My instruction from Darron was far more focused on gun-handling and etiquette, as I am told this is of equal, if not greater importance than the shooting itself. This is not only from a safety point of view, but also in respect to the way that things are traditionally done. I learnt how to take the gun in and out of its sleeve safely, and how to load and eject cartridges. This was one of my favourite bits–trying to get them to eject straight into the bin. Apparently all the top shots can eject cartridges over their shoulders, hit it with their foot and kick it into the bin, all without looking…I’m going to practice this at home. The smell of the gun after the cartridges had pinged out was also amazing. (Cue a brief but amusing discussion about how much more attractive women would be if they wore this scent, alongside that of wet Labrador…the jury’s out on that one).

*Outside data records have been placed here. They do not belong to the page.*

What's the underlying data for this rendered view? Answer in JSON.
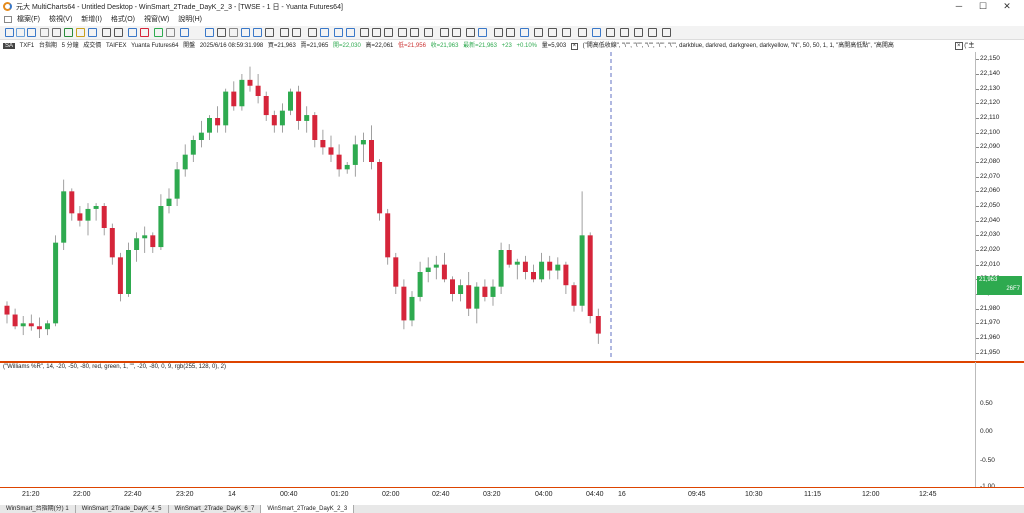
{
  "titlebar": {
    "title": "元大 MultiCharts64 - Untitled Desktop - WinSmart_2Trade_DayK_2_3 - [TWSE - 1 日 - Yuanta Futures64]",
    "minimize": "─",
    "maximize": "☐",
    "close": "✕"
  },
  "menu": [
    "檔案(F)",
    "檢視(V)",
    "新增(I)",
    "格式(O)",
    "視窗(W)",
    "說明(H)"
  ],
  "menu_help": "? ▾",
  "status": {
    "label": "SA",
    "symbol": "TXF1",
    "sym_name": "台指期",
    "interval": "5 分鐘",
    "type": "成交價",
    "exchange": "TAIFEX",
    "feed": "Yuanta Futures64",
    "section": "開盤",
    "datetime": "2025/6/16   08:59:31.998",
    "bid": "買=21,963",
    "ask": "賣=21,965",
    "open": "開=22,030",
    "high": "高=22,061",
    "low": "低=21,956",
    "close": "收=21,963",
    "last": "最新=21,963",
    "change": "+23",
    "pct": "+0.10%",
    "vol": "量=5,903",
    "study": "(\"開高低收線\", \"\\\"\", \"\\\"\", \"\\\"\", \"\\\"\", \"\\\"\", darkblue, darkred, darkgreen, darkyellow, \"N\", 50, 50, 1, 1, \"高開高低點\", \"高開高",
    "right_tag": "(\"主"
  },
  "colors": {
    "up": "#2eaa4f",
    "down": "#d5253a",
    "divider": "#dd4400",
    "cursor": "#3a4fb5"
  },
  "price_axis": {
    "ticks": [
      "22,150",
      "22,140",
      "22,130",
      "22,120",
      "22,110",
      "22,100",
      "22,090",
      "22,080",
      "22,070",
      "22,060",
      "22,050",
      "22,040",
      "22,030",
      "22,020",
      "22,010",
      "22,000",
      "21,990",
      "21,980",
      "21,970",
      "21,960",
      "21,950"
    ],
    "last_price": "21,963",
    "last_tag": "26F7"
  },
  "subchart": {
    "title": "(\"Williams %R\", 14, -20, -50, -80, red, green, 1, \"\", -20, -80, 0, 9, rgb(255, 128, 0), 2)",
    "ticks": [
      "0.50",
      "0.00",
      "-0.50",
      "-1.00"
    ]
  },
  "time_axis": [
    "21:20",
    "22:00",
    "22:40",
    "23:20",
    "14",
    "00:40",
    "01:20",
    "02:00",
    "02:40",
    "03:20",
    "04:00",
    "04:40",
    "16",
    "09:45",
    "10:30",
    "11:15",
    "12:00",
    "12:45"
  ],
  "tabs": [
    "WinSmart_台指期(分) 1",
    "WinSmart_2Trade_DayK_4_5",
    "WinSmart_2Trade_DayK_6_7",
    "WinSmart_2Trade_DayK_2_3"
  ],
  "chart_data": {
    "type": "candlestick",
    "ylim": [
      21945,
      22155
    ],
    "candles": [
      [
        21982,
        21985,
        21970,
        21976
      ],
      [
        21976,
        21980,
        21966,
        21968
      ],
      [
        21968,
        21975,
        21962,
        21970
      ],
      [
        21970,
        21976,
        21965,
        21968
      ],
      [
        21968,
        21974,
        21960,
        21966
      ],
      [
        21966,
        21972,
        21962,
        21970
      ],
      [
        21970,
        22030,
        21968,
        22025
      ],
      [
        22025,
        22068,
        22020,
        22060
      ],
      [
        22060,
        22062,
        22040,
        22045
      ],
      [
        22045,
        22050,
        22036,
        22040
      ],
      [
        22040,
        22052,
        22030,
        22048
      ],
      [
        22048,
        22052,
        22040,
        22050
      ],
      [
        22050,
        22052,
        22030,
        22035
      ],
      [
        22035,
        22038,
        22010,
        22015
      ],
      [
        22015,
        22018,
        21985,
        21990
      ],
      [
        21990,
        22025,
        21988,
        22020
      ],
      [
        22020,
        22032,
        22012,
        22028
      ],
      [
        22028,
        22036,
        22018,
        22030
      ],
      [
        22030,
        22032,
        22018,
        22022
      ],
      [
        22022,
        22058,
        22020,
        22050
      ],
      [
        22050,
        22062,
        22045,
        22055
      ],
      [
        22055,
        22080,
        22050,
        22075
      ],
      [
        22075,
        22092,
        22070,
        22085
      ],
      [
        22085,
        22098,
        22080,
        22095
      ],
      [
        22095,
        22108,
        22090,
        22100
      ],
      [
        22100,
        22112,
        22095,
        22110
      ],
      [
        22110,
        22118,
        22100,
        22105
      ],
      [
        22105,
        22130,
        22100,
        22128
      ],
      [
        22128,
        22135,
        22115,
        22118
      ],
      [
        22118,
        22140,
        22115,
        22136
      ],
      [
        22136,
        22145,
        22128,
        22132
      ],
      [
        22132,
        22140,
        22120,
        22125
      ],
      [
        22125,
        22128,
        22108,
        22112
      ],
      [
        22112,
        22115,
        22100,
        22105
      ],
      [
        22105,
        22120,
        22100,
        22115
      ],
      [
        22115,
        22130,
        22112,
        22128
      ],
      [
        22128,
        22132,
        22102,
        22108
      ],
      [
        22108,
        22118,
        22100,
        22112
      ],
      [
        22112,
        22114,
        22090,
        22095
      ],
      [
        22095,
        22102,
        22085,
        22090
      ],
      [
        22090,
        22098,
        22080,
        22085
      ],
      [
        22085,
        22092,
        22070,
        22075
      ],
      [
        22075,
        22080,
        22072,
        22078
      ],
      [
        22078,
        22098,
        22070,
        22092
      ],
      [
        22092,
        22100,
        22080,
        22095
      ],
      [
        22095,
        22105,
        22075,
        22080
      ],
      [
        22080,
        22082,
        22040,
        22045
      ],
      [
        22045,
        22048,
        22010,
        22015
      ],
      [
        22015,
        22018,
        21990,
        21995
      ],
      [
        21995,
        22000,
        21966,
        21972
      ],
      [
        21972,
        21992,
        21968,
        21988
      ],
      [
        21988,
        22012,
        21985,
        22005
      ],
      [
        22005,
        22015,
        21998,
        22008
      ],
      [
        22008,
        22016,
        22000,
        22010
      ],
      [
        22010,
        22018,
        21998,
        22000
      ],
      [
        22000,
        22002,
        21985,
        21990
      ],
      [
        21990,
        22000,
        21985,
        21996
      ],
      [
        21996,
        22005,
        21975,
        21980
      ],
      [
        21980,
        21998,
        21970,
        21995
      ],
      [
        21995,
        22000,
        21985,
        21988
      ],
      [
        21988,
        22000,
        21982,
        21995
      ],
      [
        21995,
        22025,
        21990,
        22020
      ],
      [
        22020,
        22024,
        22008,
        22010
      ],
      [
        22010,
        22014,
        22000,
        22012
      ],
      [
        22012,
        22016,
        22000,
        22005
      ],
      [
        22005,
        22010,
        21998,
        22000
      ],
      [
        22000,
        22018,
        21998,
        22012
      ],
      [
        22012,
        22016,
        22000,
        22006
      ],
      [
        22006,
        22015,
        22000,
        22010
      ],
      [
        22010,
        22012,
        21990,
        21996
      ],
      [
        21996,
        21998,
        21978,
        21982
      ],
      [
        21982,
        22060,
        21978,
        22030
      ],
      [
        22030,
        22032,
        21970,
        21975
      ],
      [
        21975,
        21980,
        21956,
        21963
      ]
    ]
  }
}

My father rather amusingly decided to bring his own gun to the lesson (‘just in case’), and was duly allowed to shoot a few from the tower at the end of the day, by way of reward for his patience.
I might swiftly add that following the first blog, there was no whooping across the shooting ground this time, but I definitely caught sight of at least two of what I can only assume to be celebratory victory dances when I hit a few in a row. To conclude–progress is good, there is no post-lesson cheek bruising, confidence is high, bring on lesson number three!